ShortTermRentalz spoke to Operto CEO and co-founder, Michael Driedger, about the company’s rebrand from Slickspaces Technologies, the launch of its next-generation operating dashboard and the tightening of short-term rental regulations worldwide.
- What are your principal reasons for rebranding Slickspaces Technologies as Operto Guest Technologies?
As we started to grow, we wanted a brand that was less descriptive, and more solutions-focused. The emphasis needed to be on the managers who are liberated by the automation system rather than on the spaces they manage. Operto is a derivation of the Italian word “aperto” which means to open. It conveys our focus on opening opportunities through automation that enrich the lives of guests and property managers.
- How does this reflect your expansion since 2016, having also been named in the PhocusWire Hot 25 startups for 2019?
It simultaneously reflects our growth internationally and our expanded offering with an operating dashboard that gives property managers real-time insight and control over their inventory. As we mature into a company that offers a full suite of property automation, we are really creating a category that didn’t previously exist. We wanted a brand that grows with this paradigm shift.
- Can you talk to us about the next-generation software operating dashboard that you have just launched? How will this transform the short-term rental industry from a property automation perspective?
To date, smart home automation has been very app-based and consumer-focused. Even the term “smart home” tells you that the technology wasn’t designed for vacation rentals and short-term stays. Our software is purpose-built for accommodations and we’ve automated (with great PMS partners of course) the entire process from booking to arrival, check-out to turnover. We believe the next generation of tools will require fewer interactions with apps or software – as much as possible should and will be automated.
- How will the dashboard be able to cater for hotel and serviced apartment owners as well as vacation rental property managers at the same time?

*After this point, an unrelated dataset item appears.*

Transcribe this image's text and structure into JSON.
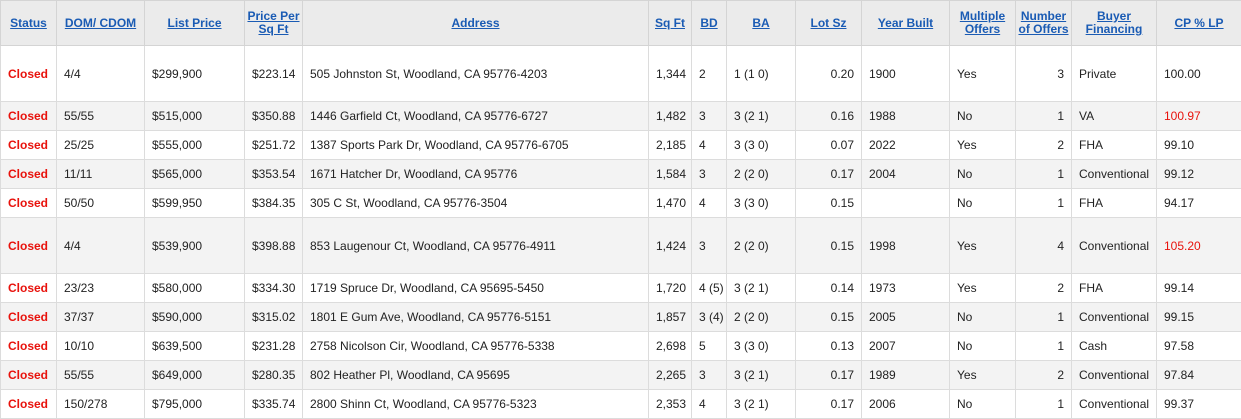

The lines are blurring every day, with hotels and short-term rentals behaving increasingly alike. For instance, we recently worked with a boutique hotel in Toronto that has no front desk and is purely self check-in. Meanwhile, many of our vacation rental properties are more like guesthouses with individual guest rooms. We’ve also had to create permission levels for vacation rental managers with teams of booking agents, cleaners, pre check-in inspectors, etc; which is surprisingly similar in team size and complexity to a full-service hotel.
- How are you looking to expand further beyond your North American base into Europe and other parts of the world?
We have found some great partners in Europe both at a hardware and service/onboarding level. As a software IoT company, having strong partners in new markets is really critical. We are really excited about the opportunities in Europe and beyond!
- Speaking more generally, have you noticed any particular smart-home technology trends that are becoming prevalent in the space?
Since our managers are turning homes into commercial accommodations, our core hardware package is more purpose-driven than device-driven. We use a keypad smart lock, a controller and a smart sensor for noise and occupancy and tie it all together with intelligent software. It’s all about automation of check-in and check-out with real-time insights into what is happening on site. We can then add very purposeful devices, like thermostats or window sensors.
Adding more devices without focusing on direct results is something property managers need to think carefully about. Alexa and Google Assistant is a popular topic and indeed exciting technologies, but the technology is not mature enough to improve the lives of guests and managers right now. It will be, but it won’t save a property manager time or money today.
- What challenges are companies such as Operto finding in solving operational issues relating to guest entry?
Like any business interfacing with hardware, device compatibility and reliability are a challenge. Instead of taking an ‘allow all, perfect none’ approach, we work with a curated range of hardware we have determined as ideal for the purpose. We build close relationships with our hardware partners to make sure we have the best possible end-to-end support.
Many people are worried about hardware install, but it typically only takes about 20 minutes per unit and doesn’t require specialised install staff, which is often a positive surprise.
Another challenge is communication, as we are creating a new category. We do property automation, not smart homes. We use many of the same devices so the difference is subtle, but important. We make the existing tech meaningful in a commercial setting. And by meaningful, we mean there are no gimmicks. It’s not about lightbulbs that go purple or a talking TV. Instead, it’s about technology and automation that truly moves the needle in terms of operational efficiency and guest satisfaction.
- How, if at all, is Operto being affected by the tightening of short-term rental regulations worldwide? Does this apply to how you are dealing with noise compliance?
We serve clients worldwide and across the full spectrum of accommodation so many clients are unaffected. Where homeowner associations are worried about short-term rentals, Operto is often used as a tool to demonstrate compliance and reduce safety concerns (no keys floating around; our system detects noise violations and over-occupancy before complaints occur).
We are strong advocates for better forms of government regulation. Well-intended but poorly crafted policies negatively affect local tourism and business. Short-term rentals are a real, and when managed right, positive force. The current zero-sum rhetoric fuelled by hotels and lawmakers doesn’t seem productive.
For more information on Operto, visit the company’s website here.